Exercise description:
Pictures in the records below are skipped; the rest is copied exactly.
━━━━━━━━━━
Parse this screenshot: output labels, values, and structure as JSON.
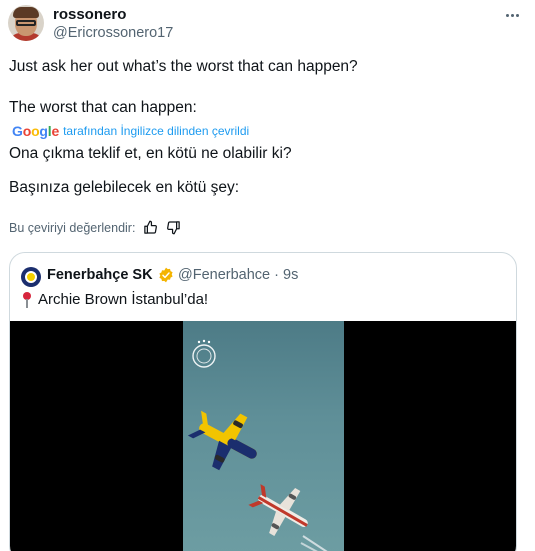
{
  "tweet": {
    "name": "rossonero",
    "handle": "@Ericrossonero17",
    "text_line1": "Just ask her out what’s the worst that can happen?",
    "text_line2": "The worst that can happen:",
    "translation": {
      "provider": "Google",
      "label": "tarafından İngilizce dilinden çevrildi",
      "line1": "Ona çıkma teklif et, en kötü ne olabilir ki?",
      "line2": "Başınıza gelebilecek en kötü şey:"
    },
    "rate_label": "Bu çeviriyi değerlendir:"
  },
  "quote": {
    "name": "Fenerbahçe SK",
    "handle": "@Fenerbahce",
    "separator": "·",
    "time": "9s",
    "text": "Archie Brown İstanbul’da!"
  },
  "colors": {
    "accent": "#1d9bf0",
    "verified": "#f4b400",
    "muted": "#536471"
  }
}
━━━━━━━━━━
Exercise response:
Parse this screenshot: output labels, values, and structure as JSON.
{
  "tweet": {
    "name": "rossonero",
    "handle": "@Ericrossonero17",
    "text_line1": "Just ask her out what’s the worst that can happen?",
    "text_line2": "The worst that can happen:",
    "translation": {
      "provider": "Google",
      "label": "tarafından İngilizce dilinden çevrildi",
      "line1": "Ona çıkma teklif et, en kötü ne olabilir ki?",
      "line2": "Başınıza gelebilecek en kötü şey:"
    },
    "rate_label": "Bu çeviriyi değerlendir:"
  },
  "quote": {
    "name": "Fenerbahçe SK",
    "handle": "@Fenerbahce",
    "separator": "·",
    "time": "9s",
    "text": "Archie Brown İstanbul’da!"
  },
  "colors": {
    "accent": "#1d9bf0",
    "verified": "#f4b400",
    "muted": "#536471"
  }
}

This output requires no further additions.